Myths persist because they are essential to the human experience and our development as a society.
They fill the gap between what we know and what we think we know.
Where does this gap hurt us the most? In our vulnerable populations, for example, in our care of children.
The “myth incarnate” in medicine: defective dogma. Not all dogma is bad – after all, dogma means “that which is believed universally to be true”. The problem with medical dogma is that our critical thought processes are curtailed by wholesale acceptance.
Medical dogma is a special kind of myth, because it’s difficult to define. We repeat defective dogma for three reasons:
“It is known”. Sometimes the dogma is all that is known on the subject, or it is simply the majority consensus. Be careful with this one – because there may be a reason for this specific teaching – not all dogma is bad.

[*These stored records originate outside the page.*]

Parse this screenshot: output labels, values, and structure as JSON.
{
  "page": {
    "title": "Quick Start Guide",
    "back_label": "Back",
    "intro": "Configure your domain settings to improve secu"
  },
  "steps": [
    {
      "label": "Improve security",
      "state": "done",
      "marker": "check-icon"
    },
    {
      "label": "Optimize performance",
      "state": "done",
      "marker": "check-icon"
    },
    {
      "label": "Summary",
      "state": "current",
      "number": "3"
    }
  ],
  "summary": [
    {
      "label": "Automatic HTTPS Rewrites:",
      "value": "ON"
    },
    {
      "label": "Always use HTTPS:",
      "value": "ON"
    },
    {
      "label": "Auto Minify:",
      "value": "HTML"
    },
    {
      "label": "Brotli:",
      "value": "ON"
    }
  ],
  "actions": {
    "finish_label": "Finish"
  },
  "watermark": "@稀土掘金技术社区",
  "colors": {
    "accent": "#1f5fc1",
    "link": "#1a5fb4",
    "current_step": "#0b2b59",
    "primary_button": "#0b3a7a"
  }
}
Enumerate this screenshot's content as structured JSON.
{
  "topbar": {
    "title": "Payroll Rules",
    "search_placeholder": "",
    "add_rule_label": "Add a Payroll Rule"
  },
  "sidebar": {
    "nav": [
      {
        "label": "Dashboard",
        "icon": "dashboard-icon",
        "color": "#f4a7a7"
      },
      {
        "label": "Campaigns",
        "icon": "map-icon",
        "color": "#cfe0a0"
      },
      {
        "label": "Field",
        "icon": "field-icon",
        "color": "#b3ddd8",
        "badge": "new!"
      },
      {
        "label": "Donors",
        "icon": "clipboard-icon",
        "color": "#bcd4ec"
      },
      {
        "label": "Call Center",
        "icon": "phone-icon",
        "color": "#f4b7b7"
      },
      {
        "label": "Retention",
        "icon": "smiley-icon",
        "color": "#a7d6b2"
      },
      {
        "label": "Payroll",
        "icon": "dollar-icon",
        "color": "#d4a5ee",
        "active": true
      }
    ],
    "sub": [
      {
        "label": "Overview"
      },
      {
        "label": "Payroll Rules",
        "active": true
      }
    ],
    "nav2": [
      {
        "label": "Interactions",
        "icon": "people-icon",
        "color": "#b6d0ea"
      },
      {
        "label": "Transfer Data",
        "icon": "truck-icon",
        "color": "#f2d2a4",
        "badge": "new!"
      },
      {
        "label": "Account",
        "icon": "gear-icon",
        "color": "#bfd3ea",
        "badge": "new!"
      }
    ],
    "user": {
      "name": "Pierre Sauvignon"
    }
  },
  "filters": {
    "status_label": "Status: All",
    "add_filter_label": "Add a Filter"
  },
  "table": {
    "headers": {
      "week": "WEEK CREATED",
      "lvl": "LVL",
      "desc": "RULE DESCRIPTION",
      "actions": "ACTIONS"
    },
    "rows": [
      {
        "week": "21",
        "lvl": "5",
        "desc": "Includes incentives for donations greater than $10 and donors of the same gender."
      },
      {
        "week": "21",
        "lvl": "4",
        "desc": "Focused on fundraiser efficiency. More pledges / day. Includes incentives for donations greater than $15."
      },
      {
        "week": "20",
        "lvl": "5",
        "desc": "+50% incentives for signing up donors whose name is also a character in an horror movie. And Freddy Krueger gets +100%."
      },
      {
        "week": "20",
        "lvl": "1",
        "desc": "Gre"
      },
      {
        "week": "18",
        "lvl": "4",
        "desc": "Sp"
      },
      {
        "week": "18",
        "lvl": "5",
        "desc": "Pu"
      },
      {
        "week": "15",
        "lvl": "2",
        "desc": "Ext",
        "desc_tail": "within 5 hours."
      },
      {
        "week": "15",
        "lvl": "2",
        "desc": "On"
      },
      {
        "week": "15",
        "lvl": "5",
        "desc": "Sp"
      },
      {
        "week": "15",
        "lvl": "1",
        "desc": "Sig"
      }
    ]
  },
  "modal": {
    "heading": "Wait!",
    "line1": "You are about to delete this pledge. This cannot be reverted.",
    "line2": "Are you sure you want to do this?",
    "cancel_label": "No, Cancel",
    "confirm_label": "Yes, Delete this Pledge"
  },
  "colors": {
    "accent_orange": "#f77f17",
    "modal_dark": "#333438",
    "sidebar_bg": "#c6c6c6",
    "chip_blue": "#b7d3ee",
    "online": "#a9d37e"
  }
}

Dogma is sentimental. We learned from our teachers who learned from their teachers. We want to honor those who taught us, and we get attached to some ideas. Sometimes – even subconsciously – we allow our attachment to an idea to give it more credence than it deserves.
The third driver of dogma is insecurity. “I know what I know”. In other words, “don’t make me reveal my limitations.”
Myth: “They’re all fine”
Remedy: Remember to look for the subtleties in children. Early warning signs are there, in the history or in the physical exam. If it doesn’t add up, investigate.
Myth: “Only pediatricians are experts”
Remedy: Don’t delegate decisions. You can do this. You sometimes are the only one that can.
Myth: “I will break them”
Remedy: Children are not another species. Use all of your skills for all of your patients”
Powered by #FOAMed – Tim Horeczko, MD, MSCR, FACEP, FAAP